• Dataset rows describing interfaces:

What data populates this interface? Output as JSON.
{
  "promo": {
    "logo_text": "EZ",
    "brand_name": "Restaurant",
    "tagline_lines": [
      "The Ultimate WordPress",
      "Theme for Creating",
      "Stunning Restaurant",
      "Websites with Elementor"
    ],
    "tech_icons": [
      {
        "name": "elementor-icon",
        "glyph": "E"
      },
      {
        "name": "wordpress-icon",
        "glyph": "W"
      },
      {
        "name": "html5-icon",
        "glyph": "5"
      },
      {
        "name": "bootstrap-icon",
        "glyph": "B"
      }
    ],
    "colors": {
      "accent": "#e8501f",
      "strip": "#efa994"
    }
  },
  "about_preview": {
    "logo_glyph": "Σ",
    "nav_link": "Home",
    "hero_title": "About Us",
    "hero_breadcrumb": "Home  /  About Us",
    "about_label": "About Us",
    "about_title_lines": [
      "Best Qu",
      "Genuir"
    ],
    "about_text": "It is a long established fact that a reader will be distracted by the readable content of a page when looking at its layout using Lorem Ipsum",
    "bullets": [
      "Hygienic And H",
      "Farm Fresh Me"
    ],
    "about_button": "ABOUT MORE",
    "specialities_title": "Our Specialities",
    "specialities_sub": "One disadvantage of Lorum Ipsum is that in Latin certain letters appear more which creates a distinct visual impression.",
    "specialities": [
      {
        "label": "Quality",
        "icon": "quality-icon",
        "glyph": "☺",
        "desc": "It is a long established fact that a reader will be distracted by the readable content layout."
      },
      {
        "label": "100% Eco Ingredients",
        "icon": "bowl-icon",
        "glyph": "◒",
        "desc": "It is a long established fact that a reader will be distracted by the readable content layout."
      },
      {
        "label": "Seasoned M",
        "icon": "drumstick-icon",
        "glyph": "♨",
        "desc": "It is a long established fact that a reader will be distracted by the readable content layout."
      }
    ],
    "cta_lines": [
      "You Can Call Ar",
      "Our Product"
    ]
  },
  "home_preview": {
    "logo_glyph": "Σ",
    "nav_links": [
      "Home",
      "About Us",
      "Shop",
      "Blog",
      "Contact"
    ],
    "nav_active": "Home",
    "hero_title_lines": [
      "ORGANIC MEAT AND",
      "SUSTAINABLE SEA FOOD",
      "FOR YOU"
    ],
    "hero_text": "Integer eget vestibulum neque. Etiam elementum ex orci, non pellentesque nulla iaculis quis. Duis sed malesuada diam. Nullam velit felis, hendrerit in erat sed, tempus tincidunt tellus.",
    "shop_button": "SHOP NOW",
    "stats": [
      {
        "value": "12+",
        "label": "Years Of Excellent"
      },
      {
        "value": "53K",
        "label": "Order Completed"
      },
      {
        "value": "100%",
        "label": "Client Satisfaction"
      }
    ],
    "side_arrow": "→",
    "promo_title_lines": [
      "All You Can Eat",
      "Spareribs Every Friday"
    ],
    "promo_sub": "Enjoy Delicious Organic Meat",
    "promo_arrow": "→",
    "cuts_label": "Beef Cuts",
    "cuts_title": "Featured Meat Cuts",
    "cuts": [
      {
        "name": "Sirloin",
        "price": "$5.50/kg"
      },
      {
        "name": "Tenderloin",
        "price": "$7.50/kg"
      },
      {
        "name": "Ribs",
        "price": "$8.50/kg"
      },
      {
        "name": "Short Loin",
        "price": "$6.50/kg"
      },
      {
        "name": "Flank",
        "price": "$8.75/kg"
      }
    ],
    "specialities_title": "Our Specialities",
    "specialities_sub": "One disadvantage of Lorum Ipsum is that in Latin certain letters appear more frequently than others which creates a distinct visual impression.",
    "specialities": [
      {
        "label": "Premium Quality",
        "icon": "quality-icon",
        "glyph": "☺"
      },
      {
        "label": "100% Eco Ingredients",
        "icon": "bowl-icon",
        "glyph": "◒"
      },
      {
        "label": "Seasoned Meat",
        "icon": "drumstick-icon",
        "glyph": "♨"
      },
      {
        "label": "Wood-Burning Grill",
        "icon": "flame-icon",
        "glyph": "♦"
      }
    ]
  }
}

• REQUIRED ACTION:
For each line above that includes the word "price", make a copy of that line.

• FINISHED EXERCISE:
        "price": "$5.50/kg"
        "price": "$7.50/kg"
        "price": "$8.50/kg"
        "price": "$6.50/kg"
        "price": "$8.75/kg"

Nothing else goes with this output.